▶ _What you are asked to do_:
Find the string "information" in the records. Copy every line it appears in.

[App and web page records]
══════════════════════════════
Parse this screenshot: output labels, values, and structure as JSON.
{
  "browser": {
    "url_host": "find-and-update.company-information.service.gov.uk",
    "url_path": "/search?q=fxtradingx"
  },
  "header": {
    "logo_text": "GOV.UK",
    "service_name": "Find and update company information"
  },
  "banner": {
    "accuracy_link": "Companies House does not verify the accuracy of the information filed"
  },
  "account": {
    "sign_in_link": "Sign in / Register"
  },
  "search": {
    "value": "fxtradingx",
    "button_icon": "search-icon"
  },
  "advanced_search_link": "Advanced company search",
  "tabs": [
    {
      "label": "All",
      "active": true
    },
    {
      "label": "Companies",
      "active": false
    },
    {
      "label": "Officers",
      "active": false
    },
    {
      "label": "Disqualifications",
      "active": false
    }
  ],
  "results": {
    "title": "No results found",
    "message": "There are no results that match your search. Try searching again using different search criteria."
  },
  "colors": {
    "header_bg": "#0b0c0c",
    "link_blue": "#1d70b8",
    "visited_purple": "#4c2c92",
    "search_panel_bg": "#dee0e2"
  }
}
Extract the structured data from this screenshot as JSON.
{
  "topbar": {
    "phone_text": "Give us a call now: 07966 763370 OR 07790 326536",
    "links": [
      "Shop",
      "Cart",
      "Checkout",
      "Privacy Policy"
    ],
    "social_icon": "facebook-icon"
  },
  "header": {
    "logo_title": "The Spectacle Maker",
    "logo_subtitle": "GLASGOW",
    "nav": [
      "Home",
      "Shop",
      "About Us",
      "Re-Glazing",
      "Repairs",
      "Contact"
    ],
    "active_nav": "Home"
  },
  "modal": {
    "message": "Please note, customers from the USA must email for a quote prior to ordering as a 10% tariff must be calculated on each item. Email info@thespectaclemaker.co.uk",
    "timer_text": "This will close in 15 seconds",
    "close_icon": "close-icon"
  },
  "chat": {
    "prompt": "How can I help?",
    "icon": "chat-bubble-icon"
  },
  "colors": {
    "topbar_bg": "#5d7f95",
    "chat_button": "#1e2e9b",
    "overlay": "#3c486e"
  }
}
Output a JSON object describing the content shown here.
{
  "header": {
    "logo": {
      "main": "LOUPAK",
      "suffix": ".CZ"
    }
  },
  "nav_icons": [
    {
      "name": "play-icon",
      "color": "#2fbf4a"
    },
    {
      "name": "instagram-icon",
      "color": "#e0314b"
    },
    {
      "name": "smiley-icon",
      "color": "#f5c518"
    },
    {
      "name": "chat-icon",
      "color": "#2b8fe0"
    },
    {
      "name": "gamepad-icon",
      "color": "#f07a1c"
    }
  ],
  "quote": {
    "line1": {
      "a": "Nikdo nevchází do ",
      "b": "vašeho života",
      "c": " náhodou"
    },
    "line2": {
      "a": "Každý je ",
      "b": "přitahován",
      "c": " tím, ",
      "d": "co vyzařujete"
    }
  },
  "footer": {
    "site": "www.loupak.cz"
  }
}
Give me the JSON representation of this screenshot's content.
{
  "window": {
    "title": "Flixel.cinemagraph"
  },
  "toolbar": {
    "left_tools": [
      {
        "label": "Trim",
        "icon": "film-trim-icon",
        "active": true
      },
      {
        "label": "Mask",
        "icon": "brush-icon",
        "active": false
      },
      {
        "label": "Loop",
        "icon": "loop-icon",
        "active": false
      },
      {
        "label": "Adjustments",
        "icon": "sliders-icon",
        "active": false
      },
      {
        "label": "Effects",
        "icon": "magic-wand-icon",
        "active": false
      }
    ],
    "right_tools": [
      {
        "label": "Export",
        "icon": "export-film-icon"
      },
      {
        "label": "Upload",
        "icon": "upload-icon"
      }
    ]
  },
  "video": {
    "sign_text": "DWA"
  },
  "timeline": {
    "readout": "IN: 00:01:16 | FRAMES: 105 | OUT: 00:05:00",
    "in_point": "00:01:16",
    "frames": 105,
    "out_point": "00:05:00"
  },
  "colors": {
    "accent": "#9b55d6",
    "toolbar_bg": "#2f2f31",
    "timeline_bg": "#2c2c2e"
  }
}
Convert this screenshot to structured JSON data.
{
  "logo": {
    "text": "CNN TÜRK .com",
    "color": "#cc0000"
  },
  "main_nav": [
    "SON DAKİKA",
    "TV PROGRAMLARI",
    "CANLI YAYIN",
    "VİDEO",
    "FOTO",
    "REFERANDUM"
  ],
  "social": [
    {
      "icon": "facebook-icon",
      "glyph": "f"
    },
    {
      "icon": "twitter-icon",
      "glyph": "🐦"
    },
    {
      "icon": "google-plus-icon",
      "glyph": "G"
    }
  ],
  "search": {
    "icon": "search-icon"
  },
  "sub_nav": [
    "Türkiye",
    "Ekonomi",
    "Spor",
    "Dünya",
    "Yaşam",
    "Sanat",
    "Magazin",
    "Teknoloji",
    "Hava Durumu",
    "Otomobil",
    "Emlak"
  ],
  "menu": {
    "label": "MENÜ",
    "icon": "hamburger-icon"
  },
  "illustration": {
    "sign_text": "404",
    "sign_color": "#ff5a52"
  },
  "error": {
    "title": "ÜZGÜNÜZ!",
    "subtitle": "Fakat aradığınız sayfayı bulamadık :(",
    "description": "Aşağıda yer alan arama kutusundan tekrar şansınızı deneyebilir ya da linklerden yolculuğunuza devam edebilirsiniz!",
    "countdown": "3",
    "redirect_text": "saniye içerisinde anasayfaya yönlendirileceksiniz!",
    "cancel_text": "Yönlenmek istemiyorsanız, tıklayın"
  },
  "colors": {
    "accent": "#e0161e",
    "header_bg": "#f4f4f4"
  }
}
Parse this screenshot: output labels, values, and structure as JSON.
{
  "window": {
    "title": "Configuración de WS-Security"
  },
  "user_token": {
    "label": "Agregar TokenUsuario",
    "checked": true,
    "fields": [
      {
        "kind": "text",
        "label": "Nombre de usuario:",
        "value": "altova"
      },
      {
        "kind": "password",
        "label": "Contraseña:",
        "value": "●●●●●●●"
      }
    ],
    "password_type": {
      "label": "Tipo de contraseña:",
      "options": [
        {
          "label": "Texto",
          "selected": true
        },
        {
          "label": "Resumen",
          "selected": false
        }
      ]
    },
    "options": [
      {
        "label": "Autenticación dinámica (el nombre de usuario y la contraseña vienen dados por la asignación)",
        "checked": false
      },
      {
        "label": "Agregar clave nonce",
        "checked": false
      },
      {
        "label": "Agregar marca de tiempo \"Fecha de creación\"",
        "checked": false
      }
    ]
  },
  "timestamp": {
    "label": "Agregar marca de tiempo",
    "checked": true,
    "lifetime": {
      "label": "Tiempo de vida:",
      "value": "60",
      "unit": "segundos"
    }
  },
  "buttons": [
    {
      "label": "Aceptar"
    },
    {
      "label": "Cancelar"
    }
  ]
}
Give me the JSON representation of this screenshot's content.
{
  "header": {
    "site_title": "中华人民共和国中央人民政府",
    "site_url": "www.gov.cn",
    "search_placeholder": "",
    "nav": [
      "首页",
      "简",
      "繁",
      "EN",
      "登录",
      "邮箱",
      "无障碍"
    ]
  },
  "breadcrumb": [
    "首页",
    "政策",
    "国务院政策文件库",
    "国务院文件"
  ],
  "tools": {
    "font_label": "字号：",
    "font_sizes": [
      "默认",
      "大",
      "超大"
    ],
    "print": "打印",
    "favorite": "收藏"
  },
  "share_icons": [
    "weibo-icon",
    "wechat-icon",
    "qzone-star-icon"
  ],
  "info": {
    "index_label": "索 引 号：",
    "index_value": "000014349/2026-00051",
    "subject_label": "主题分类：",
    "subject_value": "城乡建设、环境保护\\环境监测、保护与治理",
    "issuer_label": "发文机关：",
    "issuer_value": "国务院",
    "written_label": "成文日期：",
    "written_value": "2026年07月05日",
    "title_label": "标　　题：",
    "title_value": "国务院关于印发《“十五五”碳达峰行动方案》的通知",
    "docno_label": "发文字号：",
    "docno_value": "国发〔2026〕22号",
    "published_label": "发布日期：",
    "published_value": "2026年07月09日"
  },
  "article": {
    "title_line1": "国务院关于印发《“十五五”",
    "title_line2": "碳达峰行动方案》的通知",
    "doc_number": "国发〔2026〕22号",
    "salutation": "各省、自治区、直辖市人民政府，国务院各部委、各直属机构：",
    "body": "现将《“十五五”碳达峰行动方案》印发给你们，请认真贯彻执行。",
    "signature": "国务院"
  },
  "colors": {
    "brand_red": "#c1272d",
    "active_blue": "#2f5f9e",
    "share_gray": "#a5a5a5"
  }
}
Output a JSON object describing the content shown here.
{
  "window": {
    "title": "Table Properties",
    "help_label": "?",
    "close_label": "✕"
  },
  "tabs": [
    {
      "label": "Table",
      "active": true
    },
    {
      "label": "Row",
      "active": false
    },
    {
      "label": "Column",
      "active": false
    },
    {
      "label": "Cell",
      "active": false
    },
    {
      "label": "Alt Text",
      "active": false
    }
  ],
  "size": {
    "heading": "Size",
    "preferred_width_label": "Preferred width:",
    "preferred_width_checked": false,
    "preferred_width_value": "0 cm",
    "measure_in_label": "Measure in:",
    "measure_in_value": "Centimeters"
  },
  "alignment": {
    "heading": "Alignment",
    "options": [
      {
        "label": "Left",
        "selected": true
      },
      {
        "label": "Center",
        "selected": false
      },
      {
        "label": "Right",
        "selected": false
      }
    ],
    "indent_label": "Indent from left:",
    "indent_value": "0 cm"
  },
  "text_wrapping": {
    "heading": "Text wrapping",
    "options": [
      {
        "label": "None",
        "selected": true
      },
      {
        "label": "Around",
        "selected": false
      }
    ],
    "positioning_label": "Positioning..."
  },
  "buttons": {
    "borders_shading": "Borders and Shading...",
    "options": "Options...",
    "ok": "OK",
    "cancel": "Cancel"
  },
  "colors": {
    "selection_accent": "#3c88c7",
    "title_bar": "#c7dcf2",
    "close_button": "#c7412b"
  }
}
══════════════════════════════
▶ _Response to this task_:
    "url_host": "find-and-update.company-information.service.gov.uk",
    "service_name": "Find and update company information"
    "accuracy_link": "Companies House does not verify the accuracy of the information filed"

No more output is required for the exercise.